Community-wide decline in the occurrence of lesser sandeels Ammodytes marinus in seabird chick diets at a North Sea colony

TitleCommunity-wide decline in the occurrence of lesser sandeels Ammodytes marinus in seabird chick diets at a North Sea colony
Publication TypeJournal Article
Year of Publication2018
AuthorsWanless, S, Harris, MP, Newell, MA, Speakman, JR, Daunt, F
JournalMarine Ecology Progress Series
Date PublishedJuly
Keywordsdietary shifts, fishery closure, forage fish, industrial fisheries, predator-based diet sampling, sand lance, snake pipefish, trophic interactions
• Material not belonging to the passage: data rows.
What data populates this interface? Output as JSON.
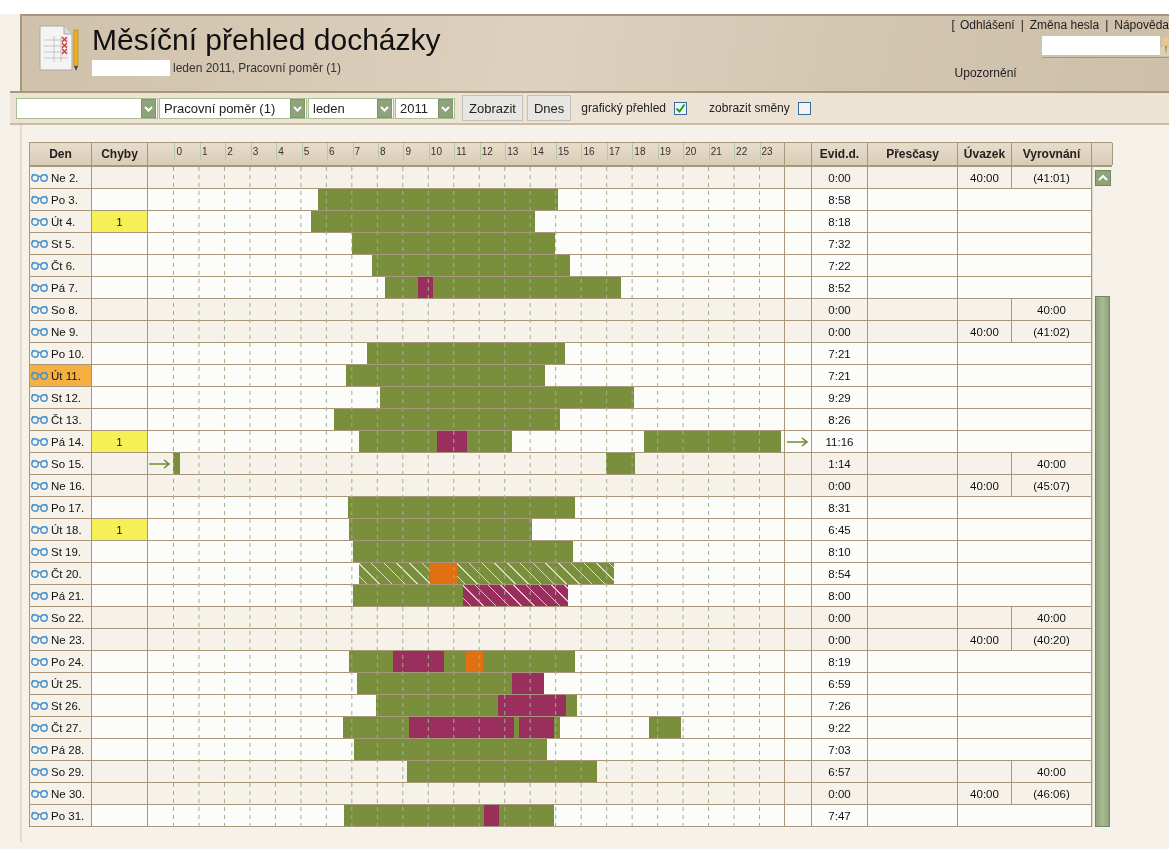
{
  "header": {
    "title": "Měsíční přehled docházky",
    "subtitle": "leden 2011, Pracovní poměr (1)",
    "open_bracket": "[",
    "links": [
      {
        "label": "Odhlášení"
      },
      {
        "separator": "|",
        "label": "Změna hesla"
      },
      {
        "separator": "|",
        "label": "Nápověda"
      }
    ],
    "notice": "Upozornění"
  },
  "toolbar": {
    "selects": [
      {
        "value": "Pracovní poměr (1)"
      },
      {
        "value": "leden"
      },
      {
        "value": "2011"
      }
    ],
    "buttons": [
      "Zobrazit",
      "Dnes"
    ],
    "checkboxes": [
      {
        "label": "grafický přehled",
        "checked": true
      },
      {
        "label": "zobrazit směny",
        "checked": false
      }
    ]
  },
  "table": {
    "columns": {
      "day": "Den",
      "errors": "Chyby",
      "evid": "Evid.d.",
      "overtime": "Přesčasy",
      "load": "Úvazek",
      "balance": "Vyrovnání"
    },
    "hours": [
      "0",
      "1",
      "2",
      "3",
      "4",
      "5",
      "6",
      "7",
      "8",
      "9",
      "10",
      "11",
      "12",
      "13",
      "14",
      "15",
      "16",
      "17",
      "18",
      "19",
      "20",
      "21",
      "22",
      "23"
    ],
    "rows": [
      {
        "day": "Ne 2.",
        "kind": "weekend",
        "selected": false,
        "blocks": [],
        "evid": "0:00",
        "load": "40:00",
        "balance": "(41:01)"
      },
      {
        "day": "Po 3.",
        "kind": "workday",
        "selected": false,
        "blocks": [
          {
            "kind": "empty"
          },
          {
            "kind": "work"
          }
        ],
        "evid": "8:58"
      },
      {
        "day": "Út 4.",
        "kind": "workday",
        "selected": false,
        "errors": "1",
        "blocks": [
          {
            "kind": "empty"
          },
          {
            "kind": "work"
          }
        ],
        "evid": "8:18"
      },
      {
        "day": "St 5.",
        "kind": "workday",
        "selected": false,
        "blocks": [
          {
            "kind": "empty"
          },
          {
            "kind": "work"
          }
        ],
        "evid": "7:32"
      },
      {
        "day": "Čt 6.",
        "kind": "workday",
        "selected": false,
        "blocks": [
          {
            "kind": "empty"
          },
          {
            "kind": "work"
          }
        ],
        "evid": "7:22"
      },
      {
        "day": "Pá 7.",
        "kind": "workday",
        "selected": false,
        "blocks": [
          {
            "kind": "empty"
          },
          {
            "kind": "work"
          },
          {
            "kind": "break"
          },
          {
            "kind": "work"
          }
        ],
        "evid": "8:52"
      },
      {
        "day": "So 8.",
        "kind": "weekend",
        "selected": false,
        "blocks": [],
        "evid": "0:00",
        "balance": "40:00"
      },
      {
        "day": "Ne 9.",
        "kind": "weekend",
        "selected": false,
        "blocks": [],
        "evid": "0:00",
        "load": "40:00",
        "balance": "(41:02)"
      },
      {
        "day": "Po 10.",
        "kind": "workday",
        "selected": false,
        "blocks": [
          {
            "kind": "empty"
          },
          {
            "kind": "work"
          }
        ],
        "evid": "7:21"
      },
      {
        "day": "Út 11.",
        "kind": "workday",
        "selected": true,
        "blocks": [
          {
            "kind": "empty"
          },
          {
            "kind": "work"
          }
        ],
        "evid": "7:21"
      },
      {
        "day": "St 12.",
        "kind": "workday",
        "selected": false,
        "blocks": [
          {
            "kind": "empty"
          },
          {
            "kind": "work"
          }
        ],
        "evid": "9:29"
      },
      {
        "day": "Čt 13.",
        "kind": "workday",
        "selected": false,
        "blocks": [
          {
            "kind": "empty"
          },
          {
            "kind": "work"
          }
        ],
        "evid": "8:26"
      },
      {
        "day": "Pá 14.",
        "kind": "workday",
        "selected": false,
        "errors": "1",
        "to_next": true,
        "blocks": [
          {
            "kind": "empty"
          },
          {
            "kind": "work"
          },
          {
            "kind": "break"
          },
          {
            "kind": "work"
          },
          {
            "kind": "empty"
          },
          {
            "kind": "work"
          }
        ],
        "evid": "11:16"
      },
      {
        "day": "So 15.",
        "kind": "weekend",
        "selected": false,
        "from_prev": true,
        "blocks": [
          {
            "kind": "empty"
          },
          {
            "kind": "work"
          },
          {
            "kind": "empty"
          },
          {
            "kind": "work"
          }
        ],
        "evid": "1:14",
        "balance": "40:00"
      },
      {
        "day": "Ne 16.",
        "kind": "weekend",
        "selected": false,
        "blocks": [],
        "evid": "0:00",
        "load": "40:00",
        "balance": "(45:07)"
      },
      {
        "day": "Po 17.",
        "kind": "workday",
        "selected": false,
        "blocks": [
          {
            "kind": "empty"
          },
          {
            "kind": "work"
          }
        ],
        "evid": "8:31"
      },
      {
        "day": "Út 18.",
        "kind": "workday",
        "selected": false,
        "errors": "1",
        "blocks": [
          {
            "kind": "empty"
          },
          {
            "kind": "work"
          }
        ],
        "evid": "6:45"
      },
      {
        "day": "St 19.",
        "kind": "workday",
        "selected": false,
        "blocks": [
          {
            "kind": "empty"
          },
          {
            "kind": "work"
          }
        ],
        "evid": "8:10"
      },
      {
        "day": "Čt 20.",
        "kind": "workday",
        "selected": false,
        "blocks": [
          {
            "kind": "empty"
          },
          {
            "kind": "work_hatched"
          },
          {
            "kind": "absence"
          },
          {
            "kind": "work_hatched"
          }
        ],
        "evid": "8:54"
      },
      {
        "day": "Pá 21.",
        "kind": "workday",
        "selected": false,
        "blocks": [
          {
            "kind": "empty"
          },
          {
            "kind": "work"
          },
          {
            "kind": "break_hatched"
          }
        ],
        "evid": "8:00"
      },
      {
        "day": "So 22.",
        "kind": "weekend",
        "selected": false,
        "blocks": [],
        "evid": "0:00",
        "balance": "40:00"
      },
      {
        "day": "Ne 23.",
        "kind": "weekend",
        "selected": false,
        "blocks": [],
        "evid": "0:00",
        "load": "40:00",
        "balance": "(40:20)"
      },
      {
        "day": "Po 24.",
        "kind": "workday",
        "selected": false,
        "blocks": [
          {
            "kind": "empty"
          },
          {
            "kind": "work"
          },
          {
            "kind": "break"
          },
          {
            "kind": "work"
          },
          {
            "kind": "absence"
          },
          {
            "kind": "work"
          }
        ],
        "evid": "8:19"
      },
      {
        "day": "Út 25.",
        "kind": "workday",
        "selected": false,
        "blocks": [
          {
            "kind": "empty"
          },
          {
            "kind": "work"
          },
          {
            "kind": "break"
          }
        ],
        "evid": "6:59"
      },
      {
        "day": "St 26.",
        "kind": "workday",
        "selected": false,
        "blocks": [
          {
            "kind": "empty"
          },
          {
            "kind": "work"
          },
          {
            "kind": "break"
          },
          {
            "kind": "work"
          }
        ],
        "evid": "7:26"
      },
      {
        "day": "Čt 27.",
        "kind": "workday",
        "selected": false,
        "blocks": [
          {
            "kind": "empty"
          },
          {
            "kind": "work"
          },
          {
            "kind": "break"
          },
          {
            "kind": "work"
          },
          {
            "kind": "break"
          },
          {
            "kind": "work"
          },
          {
            "kind": "empty"
          },
          {
            "kind": "work"
          }
        ],
        "evid": "9:22"
      },
      {
        "day": "Pá 28.",
        "kind": "workday",
        "selected": false,
        "blocks": [
          {
            "kind": "empty"
          },
          {
            "kind": "work"
          }
        ],
        "evid": "7:03"
      },
      {
        "day": "So 29.",
        "kind": "weekend",
        "selected": false,
        "blocks": [
          {
            "kind": "empty"
          },
          {
            "kind": "work"
          }
        ],
        "evid": "6:57",
        "balance": "40:00"
      },
      {
        "day": "Ne 30.",
        "kind": "weekend",
        "selected": false,
        "blocks": [],
        "evid": "0:00",
        "load": "40:00",
        "balance": "(46:06)"
      },
      {
        "day": "Po 31.",
        "kind": "workday",
        "selected": false,
        "blocks": [
          {
            "kind": "empty"
          },
          {
            "kind": "work"
          },
          {
            "kind": "break"
          },
          {
            "kind": "work"
          }
        ],
        "evid": "7:47"
      }
    ]
  }
}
Many pelagic marine ecosystems have a wasp-waist trophic structure characterised by low diversity of mid-trophic species, typically small, shoaling forage fish that are eaten by a wide range of top predators. In the North Sea, this mid-trophic position is occupied by the lesser sandeel Ammodytes marinus. Over the last 30-40 yr, the abundance and length-at-age of sandeels have declined, but information on concurrent changes in the diets of seabird communities is scarce. We used data on chick diet composition, sandeel length-at-age and energy density collected at a colony in the western North Sea from 1973-2015, to test for dietary shifts in this seabird community during a period when a local sandeel fishery opened, operated and was closed. We found a long-term decline in the overall importance (measured as the frequency of occurrence and proportion of biomass in diet samples) of sandeels, particularly 1+ group fish. However, there were species-specific differences such that the overall decline in sandeels was strongest in common guillemots Uria aalge, while the shift from 1+ group to 0 group sandeels was apparent in all species except European shags Phalacrocorax aristotelis. Community-level differences were also apparent in the alternative prey to sandeels, with with common guillemot, razorbill Alca torda, Atlantic puffin Fratercula arctica, and black-legged kittiwake Rissa tridactyla chicks being fed clupeids, predominantly sprat Sprattus sprattus, while shag chicks received a wide range of benthic fish species. There was also evidence for a decline in the quality of sandeels fed to chicks with significant decreases in length-at-age of 0 group and 1+ group. However, there was no significant annual variation in the energy density of sandeels except for 2004, when values were exceptionally low. Neither the opening nor the closing of the sandeel fishery had any detectable effect on chick diet composition, sandeel length or sandeel energy density. Overall, our results suggest marked community-level changes in seabird diet composition over the last 3 decades that may reflect long-term declines in the abundance and quality of their principal prey.